Kudos, Mr. Melville for pushing me out of my comfort zone with a whale of a tail, er… tale!

This book fulfils the June/July 2020 monthly challenge of the Mind the Bookshelf Gap reading challenge.

A Book for All Seasons, a different sort of Book Challenge:

The Magdalene Deception, by Gary McAvoy

Eight stars

First and foremost, a large thank you to Reedsy Discovery and Gary McAvoy for providing me with a copy of this publication, which allows me to provide you with an unbiased review.

Always a fan of novels with Catholic and/or historical twists, this book by Gary McAvoy caught my eye as soon as I found it. Michael Dominic grew up in United States, without a father but under the watchful eye of one of the most powerful men in the Catholic Church. Having finished his seminary studies and been ordained, Dominic accepted a position within the Vatican as a researcher, where he was able to hone some of his other interests in medieval history. When he trips upon a cache of old documents, he hides them away from prying eyes in hopes of exploring them a little more, only to discover that they are written in quatrain form and speak of some fairly significant things. After speaking to a superior, Dominic meets a Swiss reporter, Hana Sinclair, who has travelled to the Holy See in order to follow a story from a Nazi-era interaction with the Vatican Bank. While their work is not necessarily complementary, Dominic and Sinclair find themselves in the middle of a third mystery, one centred in rural France where a priest was blackmailing the Vatican with a set of documents in his possession, back before the turn of the 20th century. Travelling there, Dominic is being tailed by a powerful enforcer who seeks to obtain the documents to uncover what is going on while trying to strengthen a Croatian political and religious order. When Dominic receives the document, he is able to translate them and discovers a secret from two thousand years ago, one that would truly rock the Church to its core. With a killer on his trail and needing to ensure the document is preserved, Dominic returns to the Vatican, only to find that he and Hana may have caused a major panic. A great thriller that weaves numerous storylines together effectively. Recommended to those who love a good thriller worth historical implications, as well as the reader who enjoys Vatican and Catholic politics.

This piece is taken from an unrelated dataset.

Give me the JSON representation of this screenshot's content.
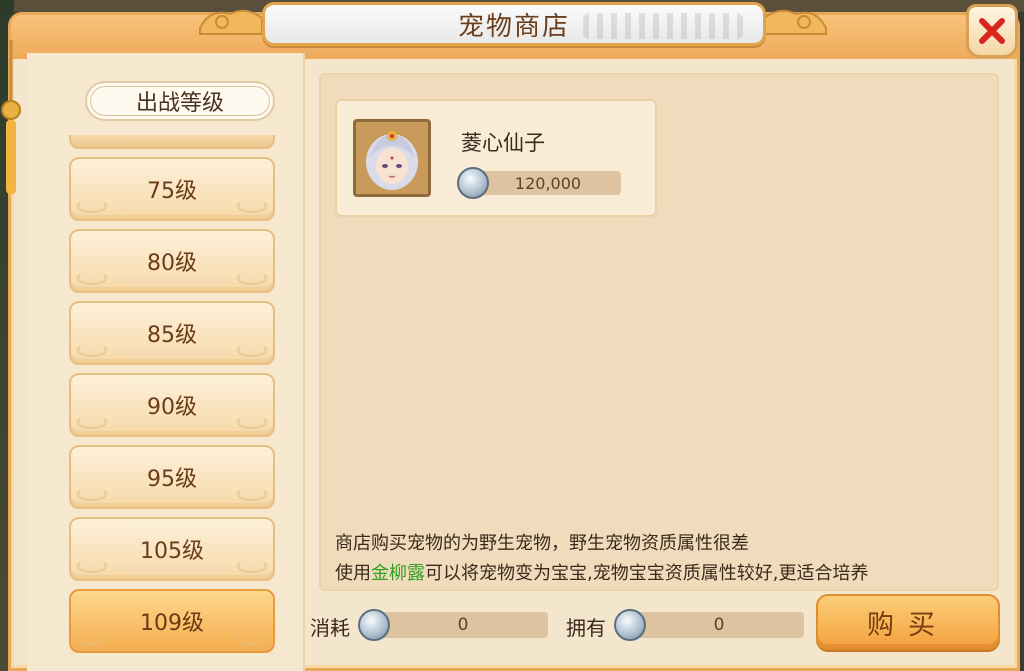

There’s something about biblical revelations set against a fictional thriller that pulls me in every time. Be it the history or the politics of what entered the narrative of the biblical teachings, there is something there and loads of mystery behind what did not make it. McAvoy creates a wonderful story that never stops building throughout. His protagonist, Michael Dominic, comes from humble beginnings, but is never one to let that get him down. He finds ways to work within his limits and find true passion for all he enjoys doing, without needing to focus on the solitary of life as a priest. His grit and determination is on show here and keeps the reader connected to him throughout. Other characters offer some wonderful flavour to the overall narrative and keep things exciting, amongst all the twists and revelations. McAvoy captures the secrecy and deep-rooted history of the Vatican and its politics throughout this piece, with a strong story and plot that moves in many directions. While there is the inherent biblical document that is revealed, there is not too much of a focus on its gnostic or apocryphal nature, but more that it adds new depths to the narrative of the Church’s past decisions on how to portray the Christian story. With a mix of longer and short chapters, McAvoy pulls the reader in and keeps them guessing, while also refusing to place a damper on the action. Juggling modern and ancient Church issues, McAvoy does not lose his reader at any point, as his writing is so clear that the attentive reader will likely want more. I look forward to more by the author, with Michael Dominic or others in the protagonist’s seat.

Kudos, Mr. McAvoy, for this wonderful book. This may have been the first of your books that I have read, but it will not be the last.

A Book for All Seasons, a different sort of Book Challenge: